**Try it:** Out of the lines below, please list those that hold the string "subtitle".

Excerpts from an interface dataset:
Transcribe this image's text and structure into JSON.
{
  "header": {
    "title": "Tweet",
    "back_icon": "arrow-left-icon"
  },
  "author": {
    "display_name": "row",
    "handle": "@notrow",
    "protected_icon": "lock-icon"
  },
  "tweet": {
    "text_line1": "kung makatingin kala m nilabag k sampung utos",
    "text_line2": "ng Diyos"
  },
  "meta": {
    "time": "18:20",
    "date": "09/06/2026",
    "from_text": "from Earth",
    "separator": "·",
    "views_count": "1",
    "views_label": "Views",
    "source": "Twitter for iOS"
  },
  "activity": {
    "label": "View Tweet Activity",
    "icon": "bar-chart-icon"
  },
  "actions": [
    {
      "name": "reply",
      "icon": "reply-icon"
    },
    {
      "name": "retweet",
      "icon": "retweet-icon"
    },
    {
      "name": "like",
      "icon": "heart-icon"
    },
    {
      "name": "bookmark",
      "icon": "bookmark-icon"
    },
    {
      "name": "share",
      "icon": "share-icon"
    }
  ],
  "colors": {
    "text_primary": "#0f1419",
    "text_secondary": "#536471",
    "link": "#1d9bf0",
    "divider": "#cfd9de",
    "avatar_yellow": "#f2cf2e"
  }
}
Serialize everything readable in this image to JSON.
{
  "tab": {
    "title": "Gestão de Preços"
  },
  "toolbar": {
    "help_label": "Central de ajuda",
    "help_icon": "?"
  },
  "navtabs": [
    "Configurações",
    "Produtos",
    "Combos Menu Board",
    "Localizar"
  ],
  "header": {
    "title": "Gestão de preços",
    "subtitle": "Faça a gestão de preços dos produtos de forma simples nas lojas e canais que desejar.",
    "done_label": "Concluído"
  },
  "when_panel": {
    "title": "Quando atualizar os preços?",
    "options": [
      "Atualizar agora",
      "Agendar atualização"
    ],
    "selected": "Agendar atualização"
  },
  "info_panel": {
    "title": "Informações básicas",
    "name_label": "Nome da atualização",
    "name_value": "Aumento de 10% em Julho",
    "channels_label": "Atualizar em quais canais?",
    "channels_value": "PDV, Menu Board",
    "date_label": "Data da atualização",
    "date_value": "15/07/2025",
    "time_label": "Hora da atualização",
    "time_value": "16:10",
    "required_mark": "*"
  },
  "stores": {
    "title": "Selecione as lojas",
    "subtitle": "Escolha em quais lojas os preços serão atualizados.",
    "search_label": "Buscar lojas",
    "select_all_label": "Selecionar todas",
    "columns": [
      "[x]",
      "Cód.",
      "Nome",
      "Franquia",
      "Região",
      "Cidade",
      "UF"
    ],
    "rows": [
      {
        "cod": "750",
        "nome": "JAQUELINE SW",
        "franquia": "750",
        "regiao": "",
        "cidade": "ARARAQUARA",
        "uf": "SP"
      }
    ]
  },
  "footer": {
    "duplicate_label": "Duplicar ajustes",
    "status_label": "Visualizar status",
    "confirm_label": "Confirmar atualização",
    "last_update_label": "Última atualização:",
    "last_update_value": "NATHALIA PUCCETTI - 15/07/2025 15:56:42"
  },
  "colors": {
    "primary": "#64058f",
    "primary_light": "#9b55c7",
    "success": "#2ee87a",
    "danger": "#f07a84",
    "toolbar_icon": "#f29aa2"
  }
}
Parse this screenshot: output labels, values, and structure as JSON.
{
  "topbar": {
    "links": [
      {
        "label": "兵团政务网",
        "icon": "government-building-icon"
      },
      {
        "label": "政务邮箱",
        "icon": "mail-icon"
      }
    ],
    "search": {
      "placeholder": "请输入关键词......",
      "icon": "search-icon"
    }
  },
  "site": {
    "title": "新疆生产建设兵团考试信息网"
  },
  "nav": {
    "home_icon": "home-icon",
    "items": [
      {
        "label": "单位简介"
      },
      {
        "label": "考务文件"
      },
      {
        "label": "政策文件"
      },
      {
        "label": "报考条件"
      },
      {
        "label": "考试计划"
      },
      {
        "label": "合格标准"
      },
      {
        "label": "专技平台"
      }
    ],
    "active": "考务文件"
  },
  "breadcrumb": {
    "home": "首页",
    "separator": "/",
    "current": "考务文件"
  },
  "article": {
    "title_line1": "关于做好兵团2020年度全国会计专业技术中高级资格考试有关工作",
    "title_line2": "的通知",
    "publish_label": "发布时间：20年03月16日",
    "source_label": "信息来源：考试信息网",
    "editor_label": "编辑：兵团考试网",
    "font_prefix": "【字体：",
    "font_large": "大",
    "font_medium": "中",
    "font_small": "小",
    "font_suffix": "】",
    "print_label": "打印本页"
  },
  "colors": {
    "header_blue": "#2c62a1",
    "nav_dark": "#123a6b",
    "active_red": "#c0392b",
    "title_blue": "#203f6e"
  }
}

**Exercise result:**
    "subtitle": "Faça a gestão de preços dos produtos de forma simples nas lojas e canais que desejar.",
    "subtitle": "Escolha em quais lojas os preços serão atualizados.",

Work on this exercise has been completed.